> **Exercise**
Only an exact reprint of all the data is acceptable.

> **Records shown**

'''

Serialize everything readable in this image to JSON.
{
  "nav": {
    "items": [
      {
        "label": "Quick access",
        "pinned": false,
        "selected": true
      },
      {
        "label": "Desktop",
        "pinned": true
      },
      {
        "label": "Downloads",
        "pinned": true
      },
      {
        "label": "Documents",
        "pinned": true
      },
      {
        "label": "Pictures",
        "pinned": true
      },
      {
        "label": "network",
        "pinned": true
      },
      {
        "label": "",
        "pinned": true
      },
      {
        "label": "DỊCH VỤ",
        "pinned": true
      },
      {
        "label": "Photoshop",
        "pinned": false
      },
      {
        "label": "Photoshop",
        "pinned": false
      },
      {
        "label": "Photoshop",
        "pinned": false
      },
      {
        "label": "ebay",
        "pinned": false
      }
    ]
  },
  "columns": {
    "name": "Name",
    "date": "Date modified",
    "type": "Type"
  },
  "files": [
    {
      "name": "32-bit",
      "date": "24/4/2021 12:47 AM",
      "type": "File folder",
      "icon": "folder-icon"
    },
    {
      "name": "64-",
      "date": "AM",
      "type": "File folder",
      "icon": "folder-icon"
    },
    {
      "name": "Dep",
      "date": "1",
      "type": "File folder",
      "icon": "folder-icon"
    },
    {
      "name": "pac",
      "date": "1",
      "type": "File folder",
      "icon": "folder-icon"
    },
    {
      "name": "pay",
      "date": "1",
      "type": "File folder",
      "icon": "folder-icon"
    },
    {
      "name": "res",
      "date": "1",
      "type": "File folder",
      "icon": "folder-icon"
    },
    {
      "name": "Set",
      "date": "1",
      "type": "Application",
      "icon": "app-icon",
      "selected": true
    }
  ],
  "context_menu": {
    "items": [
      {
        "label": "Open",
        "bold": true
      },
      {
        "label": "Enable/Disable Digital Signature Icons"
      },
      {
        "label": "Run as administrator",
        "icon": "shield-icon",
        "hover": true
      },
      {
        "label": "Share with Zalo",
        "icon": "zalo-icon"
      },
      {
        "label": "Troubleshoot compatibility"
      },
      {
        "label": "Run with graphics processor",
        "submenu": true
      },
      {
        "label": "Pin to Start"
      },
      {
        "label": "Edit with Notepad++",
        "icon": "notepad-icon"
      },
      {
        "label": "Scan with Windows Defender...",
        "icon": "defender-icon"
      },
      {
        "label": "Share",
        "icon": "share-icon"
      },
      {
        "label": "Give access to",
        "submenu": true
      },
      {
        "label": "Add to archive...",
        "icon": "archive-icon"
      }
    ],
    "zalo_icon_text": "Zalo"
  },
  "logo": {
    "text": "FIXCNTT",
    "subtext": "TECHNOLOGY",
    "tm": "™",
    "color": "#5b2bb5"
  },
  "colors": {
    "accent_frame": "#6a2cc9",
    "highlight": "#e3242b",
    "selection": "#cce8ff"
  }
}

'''

> **Answer**
Serialize everything readable in this image to JSON.
{
  "nav": {
    "items": [
      {
        "label": "Quick access",
        "pinned": false,
        "selected": true
      },
      {
        "label": "Desktop",
        "pinned": true
      },
      {
        "label": "Downloads",
        "pinned": true
      },
      {
        "label": "Documents",
        "pinned": true
      },
      {
        "label": "Pictures",
        "pinned": true
      },
      {
        "label": "network",
        "pinned": true
      },
      {
        "label": "",
        "pinned": true
      },
      {
        "label": "DỊCH VỤ",
        "pinned": true
      },
      {
        "label": "Photoshop",
        "pinned": false
      },
      {
        "label": "Photoshop",
        "pinned": false
      },
      {
        "label": "Photoshop",
        "pinned": false
      },
      {
        "label": "ebay",
        "pinned": false
      }
    ]
  },
  "columns": {
    "name": "Name",
    "date": "Date modified",
    "type": "Type"
  },
  "files": [
    {
      "name": "32-bit",
      "date": "24/4/2021 12:47 AM",
      "type": "File folder",
      "icon": "folder-icon"
    },
    {
      "name": "64-",
      "date": "AM",
      "type": "File folder",
      "icon": "folder-icon"
    },
    {
      "name": "Dep",
      "date": "1",
      "type": "File folder",
      "icon": "folder-icon"
    },
    {
      "name": "pac",
      "date": "1",
      "type": "File folder",
      "icon": "folder-icon"
    },
    {
      "name": "pay",
      "date": "1",
      "type": "File folder",
      "icon": "folder-icon"
    },
    {
      "name": "res",
      "date": "1",
      "type": "File folder",
      "icon": "folder-icon"
    },
    {
      "name": "Set",
      "date": "1",
      "type": "Application",
      "icon": "app-icon",
      "selected": true
    }
  ],
  "context_menu": {
    "items": [
      {
        "label": "Open",
        "bold": true
      },
      {
        "label": "Enable/Disable Digital Signature Icons"
      },
      {
        "label": "Run as administrator",
        "icon": "shield-icon",
        "hover": true
      },
      {
        "label": "Share with Zalo",
        "icon": "zalo-icon"
      },
      {
        "label": "Troubleshoot compatibility"
      },
      {
        "label": "Run with graphics processor",
        "submenu": true
      },
      {
        "label": "Pin to Start"
      },
      {
        "label": "Edit with Notepad++",
        "icon": "notepad-icon"
      },
      {
        "label": "Scan with Windows Defender...",
        "icon": "defender-icon"
      },
      {
        "label": "Share",
        "icon": "share-icon"
      },
      {
        "label": "Give access to",
        "submenu": true
      },
      {
        "label": "Add to archive...",
        "icon": "archive-icon"
      }
    ],
    "zalo_icon_text": "Zalo"
  },
  "logo": {
    "text": "FIXCNTT",
    "subtext": "TECHNOLOGY",
    "tm": "™",
    "color": "#5b2bb5"
  },
  "colors": {
    "accent_frame": "#6a2cc9",
    "highlight": "#e3242b",
    "selection": "#cce8ff"
  }
}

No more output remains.